## Source data
"""

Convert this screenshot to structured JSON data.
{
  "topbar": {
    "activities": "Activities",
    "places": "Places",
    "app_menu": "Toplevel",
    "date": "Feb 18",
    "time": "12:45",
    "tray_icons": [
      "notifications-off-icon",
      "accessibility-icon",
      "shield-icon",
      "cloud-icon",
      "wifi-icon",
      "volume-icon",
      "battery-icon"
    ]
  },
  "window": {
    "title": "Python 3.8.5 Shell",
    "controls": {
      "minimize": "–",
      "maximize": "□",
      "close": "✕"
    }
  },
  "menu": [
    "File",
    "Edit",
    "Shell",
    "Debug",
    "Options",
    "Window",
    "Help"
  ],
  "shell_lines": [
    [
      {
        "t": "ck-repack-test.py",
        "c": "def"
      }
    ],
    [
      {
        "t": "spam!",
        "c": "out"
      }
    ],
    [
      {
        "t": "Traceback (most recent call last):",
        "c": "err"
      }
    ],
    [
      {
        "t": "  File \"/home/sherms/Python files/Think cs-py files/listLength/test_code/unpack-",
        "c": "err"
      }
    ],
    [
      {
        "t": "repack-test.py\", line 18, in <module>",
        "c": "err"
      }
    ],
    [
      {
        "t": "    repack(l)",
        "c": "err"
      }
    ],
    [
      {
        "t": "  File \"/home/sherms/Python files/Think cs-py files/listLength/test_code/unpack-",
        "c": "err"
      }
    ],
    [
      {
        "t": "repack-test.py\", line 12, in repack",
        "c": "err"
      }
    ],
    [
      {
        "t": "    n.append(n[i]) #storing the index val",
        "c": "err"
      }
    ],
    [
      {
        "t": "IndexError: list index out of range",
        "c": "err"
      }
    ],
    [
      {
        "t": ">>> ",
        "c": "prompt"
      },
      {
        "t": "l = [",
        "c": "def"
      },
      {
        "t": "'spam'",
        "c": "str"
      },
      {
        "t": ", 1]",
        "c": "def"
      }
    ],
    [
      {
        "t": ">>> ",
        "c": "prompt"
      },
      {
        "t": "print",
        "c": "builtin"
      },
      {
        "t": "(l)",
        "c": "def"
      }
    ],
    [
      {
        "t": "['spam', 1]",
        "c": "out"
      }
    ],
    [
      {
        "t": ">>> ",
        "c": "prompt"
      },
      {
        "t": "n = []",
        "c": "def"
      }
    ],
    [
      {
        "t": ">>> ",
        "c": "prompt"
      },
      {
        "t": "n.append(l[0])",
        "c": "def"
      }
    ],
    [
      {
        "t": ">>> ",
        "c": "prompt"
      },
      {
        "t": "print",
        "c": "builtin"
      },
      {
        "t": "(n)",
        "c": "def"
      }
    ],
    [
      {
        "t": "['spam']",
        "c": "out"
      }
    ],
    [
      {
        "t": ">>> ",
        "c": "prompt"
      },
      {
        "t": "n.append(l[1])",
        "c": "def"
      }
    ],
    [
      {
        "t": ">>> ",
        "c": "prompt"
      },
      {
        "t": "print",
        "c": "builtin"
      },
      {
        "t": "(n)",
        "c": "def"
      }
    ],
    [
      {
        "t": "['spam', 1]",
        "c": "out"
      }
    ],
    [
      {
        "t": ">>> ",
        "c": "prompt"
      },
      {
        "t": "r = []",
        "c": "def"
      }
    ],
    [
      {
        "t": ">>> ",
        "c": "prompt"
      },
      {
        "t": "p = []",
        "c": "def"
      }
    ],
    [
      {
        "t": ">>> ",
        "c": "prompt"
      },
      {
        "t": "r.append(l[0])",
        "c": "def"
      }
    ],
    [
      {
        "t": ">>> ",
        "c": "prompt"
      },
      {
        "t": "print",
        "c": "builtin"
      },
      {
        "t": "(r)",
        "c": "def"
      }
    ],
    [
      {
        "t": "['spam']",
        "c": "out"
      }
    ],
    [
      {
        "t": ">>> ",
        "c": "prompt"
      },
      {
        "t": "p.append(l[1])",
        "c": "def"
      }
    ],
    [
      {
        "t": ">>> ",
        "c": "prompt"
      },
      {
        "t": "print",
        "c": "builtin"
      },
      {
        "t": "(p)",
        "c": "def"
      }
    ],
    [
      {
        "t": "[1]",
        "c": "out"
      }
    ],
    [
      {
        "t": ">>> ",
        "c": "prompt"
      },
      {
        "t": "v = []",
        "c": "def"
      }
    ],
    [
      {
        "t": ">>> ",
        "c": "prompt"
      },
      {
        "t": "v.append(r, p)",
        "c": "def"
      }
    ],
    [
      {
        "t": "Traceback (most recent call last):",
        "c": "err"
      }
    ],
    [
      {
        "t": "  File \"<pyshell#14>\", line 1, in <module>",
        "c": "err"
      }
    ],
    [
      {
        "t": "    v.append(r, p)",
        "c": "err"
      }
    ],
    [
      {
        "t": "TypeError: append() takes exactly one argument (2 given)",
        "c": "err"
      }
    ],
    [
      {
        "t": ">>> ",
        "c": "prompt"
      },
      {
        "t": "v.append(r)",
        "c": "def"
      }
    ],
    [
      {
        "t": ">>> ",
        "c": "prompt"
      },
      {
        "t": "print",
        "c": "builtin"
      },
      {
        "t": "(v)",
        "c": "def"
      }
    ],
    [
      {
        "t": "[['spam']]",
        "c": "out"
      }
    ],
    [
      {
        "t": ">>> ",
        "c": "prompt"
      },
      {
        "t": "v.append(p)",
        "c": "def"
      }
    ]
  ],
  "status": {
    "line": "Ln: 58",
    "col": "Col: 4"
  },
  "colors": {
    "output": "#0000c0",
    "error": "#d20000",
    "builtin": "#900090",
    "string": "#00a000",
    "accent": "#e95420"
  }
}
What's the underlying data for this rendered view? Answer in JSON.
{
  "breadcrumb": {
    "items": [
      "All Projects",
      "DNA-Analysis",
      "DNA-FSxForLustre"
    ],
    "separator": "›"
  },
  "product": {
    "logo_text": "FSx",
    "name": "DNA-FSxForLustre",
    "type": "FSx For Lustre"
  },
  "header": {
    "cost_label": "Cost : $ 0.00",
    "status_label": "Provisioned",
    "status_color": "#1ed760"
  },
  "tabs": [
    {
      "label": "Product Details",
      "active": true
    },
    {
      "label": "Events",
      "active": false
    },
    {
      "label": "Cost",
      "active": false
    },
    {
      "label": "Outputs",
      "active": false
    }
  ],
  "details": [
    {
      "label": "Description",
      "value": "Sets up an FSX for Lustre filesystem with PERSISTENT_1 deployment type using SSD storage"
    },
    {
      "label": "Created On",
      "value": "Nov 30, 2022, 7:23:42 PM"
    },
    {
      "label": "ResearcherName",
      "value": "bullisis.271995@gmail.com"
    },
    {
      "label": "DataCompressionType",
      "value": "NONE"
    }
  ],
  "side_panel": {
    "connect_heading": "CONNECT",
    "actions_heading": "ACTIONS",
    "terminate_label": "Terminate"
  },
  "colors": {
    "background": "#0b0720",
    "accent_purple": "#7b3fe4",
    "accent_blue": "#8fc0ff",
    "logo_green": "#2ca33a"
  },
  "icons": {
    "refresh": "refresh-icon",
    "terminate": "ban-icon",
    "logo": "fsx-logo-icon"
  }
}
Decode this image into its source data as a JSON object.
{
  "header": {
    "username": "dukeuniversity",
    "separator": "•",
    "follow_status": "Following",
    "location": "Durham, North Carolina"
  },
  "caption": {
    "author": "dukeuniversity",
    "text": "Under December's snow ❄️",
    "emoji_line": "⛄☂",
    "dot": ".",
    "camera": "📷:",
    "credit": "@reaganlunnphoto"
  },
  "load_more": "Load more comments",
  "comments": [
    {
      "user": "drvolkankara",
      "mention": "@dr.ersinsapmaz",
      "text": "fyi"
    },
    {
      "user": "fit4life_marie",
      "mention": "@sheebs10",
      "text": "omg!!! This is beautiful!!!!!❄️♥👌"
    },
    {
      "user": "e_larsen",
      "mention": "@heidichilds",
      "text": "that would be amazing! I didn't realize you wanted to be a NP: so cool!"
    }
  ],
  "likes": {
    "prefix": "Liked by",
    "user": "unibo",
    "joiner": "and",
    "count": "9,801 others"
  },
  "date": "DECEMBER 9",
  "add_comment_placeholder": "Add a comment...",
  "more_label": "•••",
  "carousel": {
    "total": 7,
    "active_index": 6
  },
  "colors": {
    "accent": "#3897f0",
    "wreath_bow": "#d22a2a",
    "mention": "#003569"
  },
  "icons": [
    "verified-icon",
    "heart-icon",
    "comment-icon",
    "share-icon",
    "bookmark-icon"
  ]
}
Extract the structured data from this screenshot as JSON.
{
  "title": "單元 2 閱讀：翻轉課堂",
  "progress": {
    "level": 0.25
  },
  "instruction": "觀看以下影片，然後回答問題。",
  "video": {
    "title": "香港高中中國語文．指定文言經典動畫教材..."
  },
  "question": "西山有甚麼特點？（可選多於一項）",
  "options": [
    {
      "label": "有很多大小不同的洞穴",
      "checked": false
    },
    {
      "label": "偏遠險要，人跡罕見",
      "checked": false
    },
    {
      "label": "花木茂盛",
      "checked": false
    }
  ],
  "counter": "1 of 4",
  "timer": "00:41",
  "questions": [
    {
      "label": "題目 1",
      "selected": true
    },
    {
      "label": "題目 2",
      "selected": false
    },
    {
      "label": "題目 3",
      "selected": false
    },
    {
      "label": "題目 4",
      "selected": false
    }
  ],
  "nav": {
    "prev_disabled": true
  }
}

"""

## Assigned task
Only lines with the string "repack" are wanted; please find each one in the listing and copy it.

## Reply to the exercise
        "t": "ck-repack-test.py",
        "t": "repack-test.py\", line 18, in <module>",
        "t": "    repack(l)",
        "t": "repack-test.py\", line 12, in repack",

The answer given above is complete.